Instructions to follow
Could you give the data below again, exactly and completely?

Extracted records
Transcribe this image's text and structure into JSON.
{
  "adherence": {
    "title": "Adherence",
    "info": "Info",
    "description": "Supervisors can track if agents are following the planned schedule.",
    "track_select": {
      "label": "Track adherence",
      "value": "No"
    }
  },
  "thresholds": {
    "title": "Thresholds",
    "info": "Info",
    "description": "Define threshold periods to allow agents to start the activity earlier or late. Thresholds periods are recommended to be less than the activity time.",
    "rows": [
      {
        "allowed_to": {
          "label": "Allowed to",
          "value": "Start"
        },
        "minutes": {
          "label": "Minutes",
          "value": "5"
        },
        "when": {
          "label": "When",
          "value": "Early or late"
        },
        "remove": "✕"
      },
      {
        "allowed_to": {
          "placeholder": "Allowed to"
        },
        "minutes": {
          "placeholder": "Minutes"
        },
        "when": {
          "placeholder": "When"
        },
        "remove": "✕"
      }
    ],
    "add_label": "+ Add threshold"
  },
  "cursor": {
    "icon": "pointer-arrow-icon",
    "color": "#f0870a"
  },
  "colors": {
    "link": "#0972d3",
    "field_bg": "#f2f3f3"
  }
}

Response for this exercise
Transcribe this image's text and structure into JSON.
{
  "adherence": {
    "title": "Adherence",
    "info": "Info",
    "description": "Supervisors can track if agents are following the planned schedule.",
    "track_select": {
      "label": "Track adherence",
      "value": "No"
    }
  },
  "thresholds": {
    "title": "Thresholds",
    "info": "Info",
    "description": "Define threshold periods to allow agents to start the activity earlier or late. Thresholds periods are recommended to be less than the activity time.",
    "rows": [
      {
        "allowed_to": {
          "label": "Allowed to",
          "value": "Start"
        },
        "minutes": {
          "label": "Minutes",
          "value": "5"
        },
        "when": {
          "label": "When",
          "value": "Early or late"
        },
        "remove": "✕"
      },
      {
        "allowed_to": {
          "placeholder": "Allowed to"
        },
        "minutes": {
          "placeholder": "Minutes"
        },
        "when": {
          "placeholder": "When"
        },
        "remove": "✕"
      }
    ],
    "add_label": "+ Add threshold"
  },
  "cursor": {
    "icon": "pointer-arrow-icon",
    "color": "#f0870a"
  },
  "colors": {
    "link": "#0972d3",
    "field_bg": "#f2f3f3"
  }
}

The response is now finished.